**Task to complete:** From the entries, filter out every line that lacks "food" and copy the rest.

The input below:

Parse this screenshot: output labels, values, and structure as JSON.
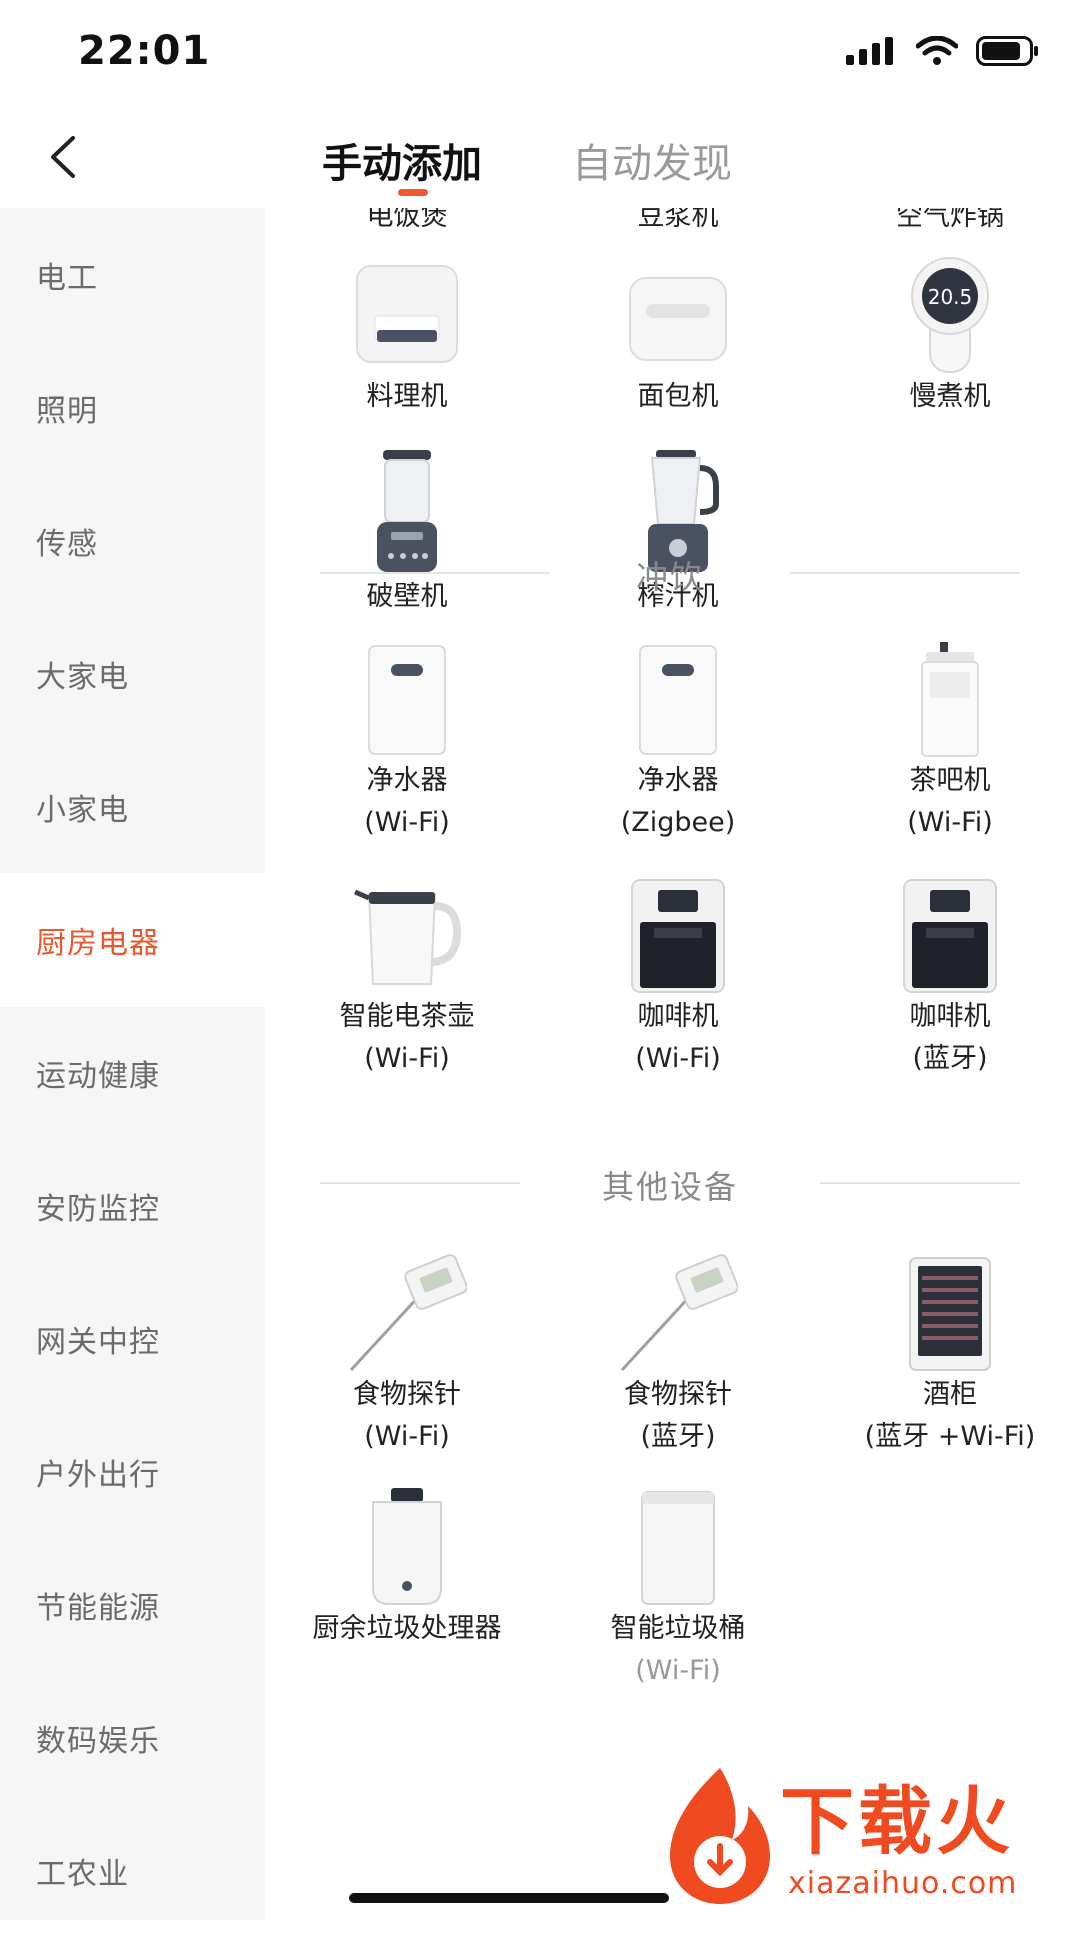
{
  "status_bar": {
    "time": "22:01"
  },
  "header": {
    "tabs": [
      {
        "label": "手动添加",
        "active": true
      },
      {
        "label": "自动发现",
        "active": false
      }
    ]
  },
  "sidebar": {
    "active_index": 5,
    "items": [
      {
        "label": "电工"
      },
      {
        "label": "照明"
      },
      {
        "label": "传感"
      },
      {
        "label": "大家电"
      },
      {
        "label": "小家电"
      },
      {
        "label": "厨房电器"
      },
      {
        "label": "运动健康"
      },
      {
        "label": "安防监控"
      },
      {
        "label": "网关中控"
      },
      {
        "label": "户外出行"
      },
      {
        "label": "节能能源"
      },
      {
        "label": "数码娱乐"
      },
      {
        "label": "工农业"
      }
    ]
  },
  "content": {
    "cut_row": [
      "电饭煲",
      "豆浆机",
      "空气炸锅"
    ],
    "kitchen_items": [
      {
        "name": "料理机",
        "icon": "food-processor-icon"
      },
      {
        "name": "面包机",
        "icon": "bread-maker-icon"
      },
      {
        "name": "慢煮机",
        "icon": "sous-vide-icon",
        "display": "20.5"
      },
      {
        "name": "破壁机",
        "icon": "high-speed-blender-icon"
      },
      {
        "name": "榨汁机",
        "icon": "juicer-icon"
      }
    ],
    "sections": [
      {
        "title": "冲饮",
        "items": [
          {
            "name": "净水器",
            "sub": "(Wi-Fi)",
            "icon": "water-purifier-icon"
          },
          {
            "name": "净水器",
            "sub": "(Zigbee)",
            "icon": "water-purifier-icon"
          },
          {
            "name": "茶吧机",
            "sub": "(Wi-Fi)",
            "icon": "tea-bar-machine-icon"
          },
          {
            "name": "智能电茶壶",
            "sub": "(Wi-Fi)",
            "icon": "electric-kettle-icon"
          },
          {
            "name": "咖啡机",
            "sub": "(Wi-Fi)",
            "icon": "coffee-machine-icon"
          },
          {
            "name": "咖啡机",
            "sub": "(蓝牙)",
            "icon": "coffee-machine-icon"
          }
        ]
      },
      {
        "title": "其他设备",
        "items": [
          {
            "name": "食物探针",
            "sub": "(Wi-Fi)",
            "icon": "food-probe-icon"
          },
          {
            "name": "食物探针",
            "sub": "(蓝牙)",
            "icon": "food-probe-icon"
          },
          {
            "name": "酒柜",
            "sub": "(蓝牙 +Wi-Fi)",
            "icon": "wine-cabinet-icon"
          },
          {
            "name": "厨余垃圾处理器",
            "sub": "",
            "icon": "food-waste-disposer-icon"
          },
          {
            "name": "智能垃圾桶",
            "sub": "(Wi-Fi)",
            "icon": "smart-trash-can-icon"
          }
        ]
      }
    ]
  },
  "watermark": {
    "text": "下载火",
    "url": "xiazaihuo.com"
  },
  "colors": {
    "accent": "#f0582f",
    "active_text": "#e8592f",
    "sidebar_bg": "#f6f6f6"
  }
}
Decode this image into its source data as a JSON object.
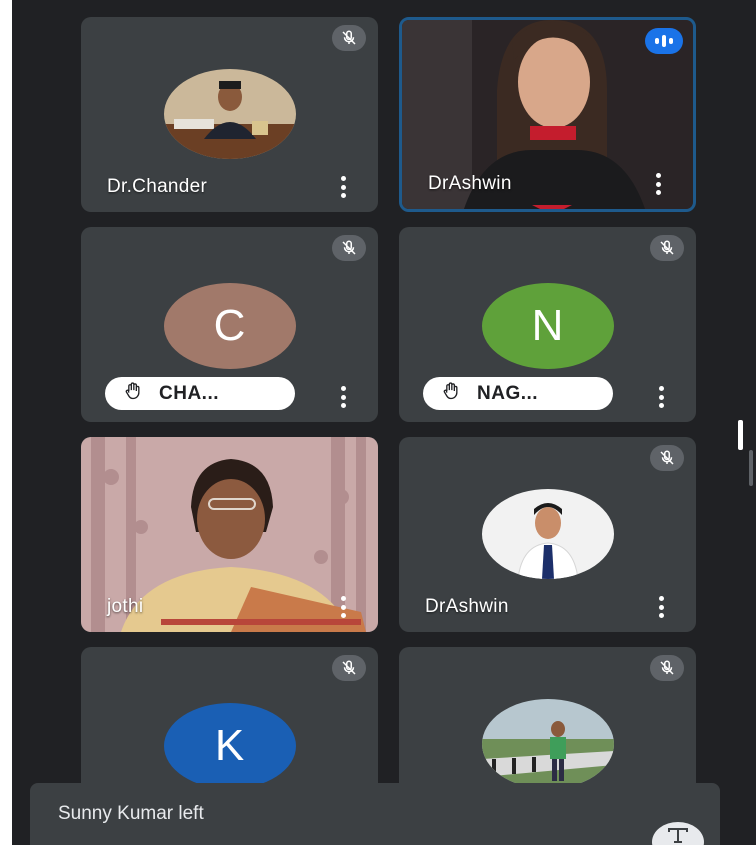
{
  "participants": [
    {
      "name": "Dr.Chander",
      "muted": true,
      "type": "photo"
    },
    {
      "name": "DrAshwin",
      "muted": false,
      "type": "video",
      "speaking": true
    },
    {
      "name": "CHA...",
      "muted": true,
      "type": "letter",
      "letter": "C",
      "color": "#a1796a",
      "hand_raised": true
    },
    {
      "name": "NAG...",
      "muted": true,
      "type": "letter",
      "letter": "N",
      "color": "#5fa13a",
      "hand_raised": true
    },
    {
      "name": "jothi",
      "muted": false,
      "type": "video"
    },
    {
      "name": "DrAshwin",
      "muted": true,
      "type": "photo"
    },
    {
      "name": "",
      "muted": true,
      "type": "letter",
      "letter": "K",
      "color": "#1a5fb4"
    },
    {
      "name": "",
      "muted": true,
      "type": "photo"
    }
  ],
  "toast": {
    "message": "Sunny Kumar left"
  },
  "icons": {
    "mute": "mic-off-icon",
    "more": "more-vert-icon",
    "hand": "raised-hand-icon",
    "speaking": "audio-level-icon",
    "captions": "captions-icon"
  },
  "colors": {
    "background": "#202124",
    "tile": "#3c4043",
    "accent": "#1a73e8"
  }
}
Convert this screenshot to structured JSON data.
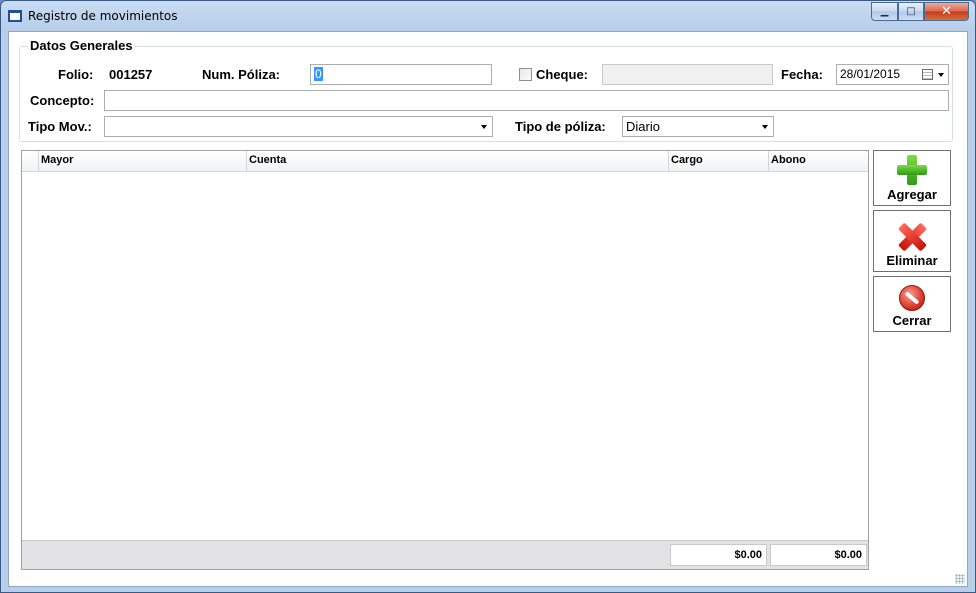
{
  "window": {
    "title": "Registro de movimientos",
    "minimize": "▁",
    "maximize": "□",
    "close": "✕"
  },
  "datos_generales": {
    "legend": "Datos Generales",
    "folio_label": "Folio:",
    "folio_value": "001257",
    "num_poliza_label": "Num. Póliza:",
    "num_poliza_value": "0",
    "cheque_label": "Cheque:",
    "cheque_checked": false,
    "cheque_value": "",
    "fecha_label": "Fecha:",
    "fecha_value": "28/01/2015",
    "concepto_label": "Concepto:",
    "concepto_value": "",
    "tipo_mov_label": "Tipo Mov.:",
    "tipo_mov_value": "",
    "tipo_poliza_label": "Tipo de póliza:",
    "tipo_poliza_value": "Diario"
  },
  "grid": {
    "columns": [
      "Mayor",
      "Cuenta",
      "Cargo",
      "Abono"
    ],
    "rows": [],
    "total_cargo": "$0.00",
    "total_abono": "$0.00"
  },
  "actions": {
    "agregar": "Agregar",
    "eliminar": "Eliminar",
    "cerrar": "Cerrar"
  },
  "icons": {
    "agregar": "plus-icon",
    "eliminar": "x-icon",
    "cerrar": "ban-icon",
    "fecha": "calendar-icon"
  },
  "colors": {
    "selection": "#3399ff",
    "plus_green": "#2f9a15",
    "delete_red": "#c8120a"
  }
}
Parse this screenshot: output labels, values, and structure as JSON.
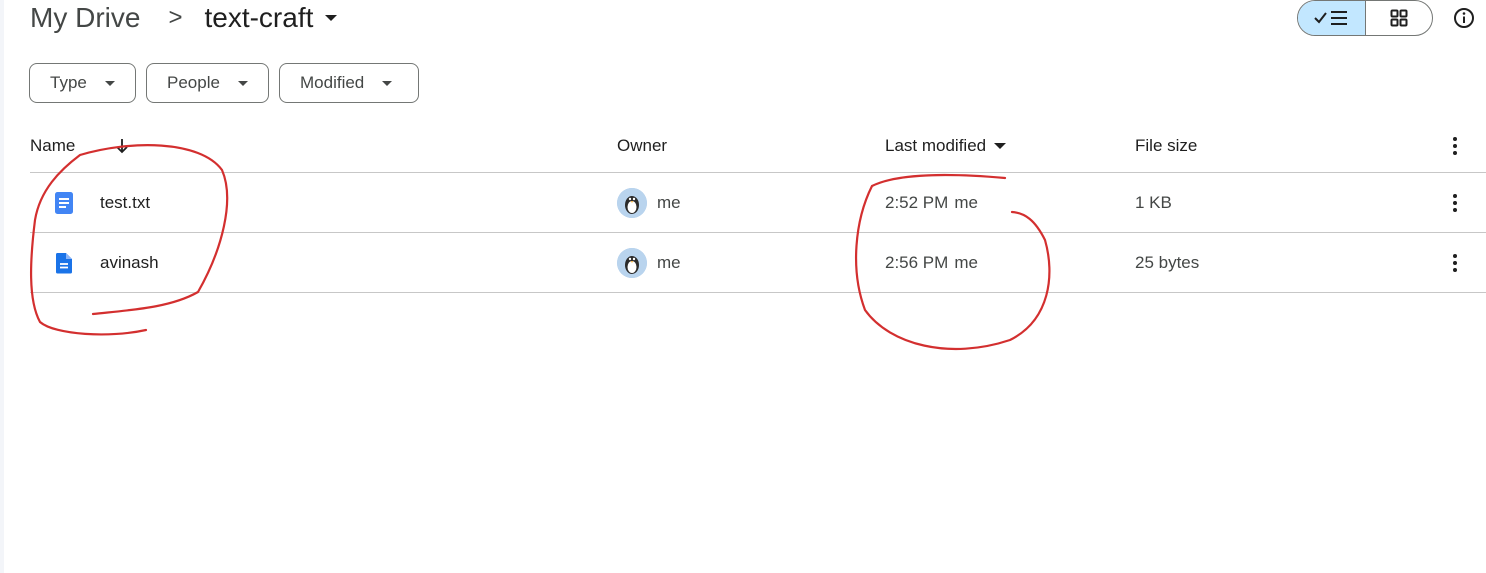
{
  "breadcrumb": {
    "root": "My Drive",
    "separator": ">",
    "current": "text-craft"
  },
  "toolbar": {
    "list_view_icon": "check-list-icon",
    "grid_view_icon": "grid-icon",
    "info_icon": "info-icon",
    "active_view": "list"
  },
  "filters": [
    {
      "label": "Type"
    },
    {
      "label": "People"
    },
    {
      "label": "Modified"
    }
  ],
  "table": {
    "columns": {
      "name": "Name",
      "owner": "Owner",
      "last_modified": "Last modified",
      "file_size": "File size"
    },
    "rows": [
      {
        "name": "test.txt",
        "icon": "google-doc-icon",
        "owner": "me",
        "modified_time": "2:52 PM",
        "modified_by": "me",
        "size": "1 KB"
      },
      {
        "name": "avinash",
        "icon": "file-text-icon",
        "owner": "me",
        "modified_time": "2:56 PM",
        "modified_by": "me",
        "size": "25 bytes"
      }
    ]
  },
  "colors": {
    "accent_toggle": "#c2e7ff",
    "doc_blue": "#4285f4",
    "file_blue": "#1a73e8",
    "annotation_red": "#d32f2f"
  }
}
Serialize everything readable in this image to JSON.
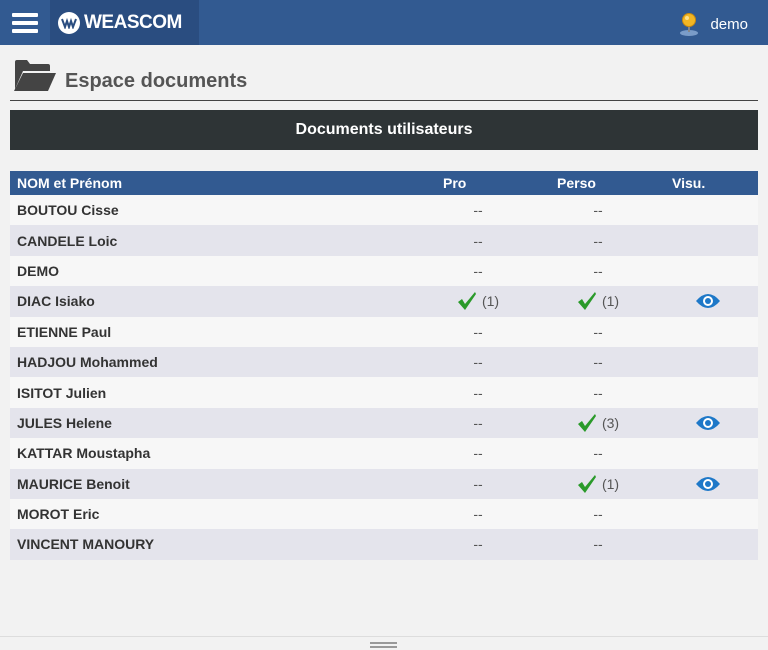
{
  "app": {
    "brand": "WEASCOM",
    "user": "demo"
  },
  "page": {
    "title": "Espace documents",
    "section_title": "Documents utilisateurs"
  },
  "table": {
    "headers": {
      "name": "NOM et Prénom",
      "pro": "Pro",
      "perso": "Perso",
      "visu": "Visu."
    },
    "rows": [
      {
        "name": "BOUTOU Cisse",
        "pro": "--",
        "perso": "--"
      },
      {
        "name": "CANDELE Loic",
        "pro": "--",
        "perso": "--"
      },
      {
        "name": "DEMO",
        "pro": "--",
        "perso": "--"
      },
      {
        "name": "DIAC Isiako",
        "pro": "(1)",
        "perso": "(1)"
      },
      {
        "name": "ETIENNE Paul",
        "pro": "--",
        "perso": "--"
      },
      {
        "name": "HADJOU Mohammed",
        "pro": "--",
        "perso": "--"
      },
      {
        "name": "ISITOT Julien",
        "pro": "--",
        "perso": "--"
      },
      {
        "name": "JULES Helene",
        "pro": "--",
        "perso": "(3)"
      },
      {
        "name": "KATTAR Moustapha",
        "pro": "--",
        "perso": "--"
      },
      {
        "name": "MAURICE Benoit",
        "pro": "--",
        "perso": "(1)"
      },
      {
        "name": "MOROT Eric",
        "pro": "--",
        "perso": "--"
      },
      {
        "name": "VINCENT MANOURY",
        "pro": "--",
        "perso": "--"
      }
    ]
  },
  "colors": {
    "topbar": "#325a91",
    "section": "#2e3436",
    "check": "#2a9a2a",
    "eye": "#1e78c8"
  },
  "icons": {
    "menu": "hamburger-icon",
    "user": "user-pin-icon",
    "page": "folder-open-icon",
    "check": "checkmark-icon",
    "view": "eye-icon"
  }
}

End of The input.

**Final answer:**
        "icon": "food-processor-icon"
            "icon": "food-probe-icon"
            "icon": "food-probe-icon"
            "icon": "food-waste-disposer-icon"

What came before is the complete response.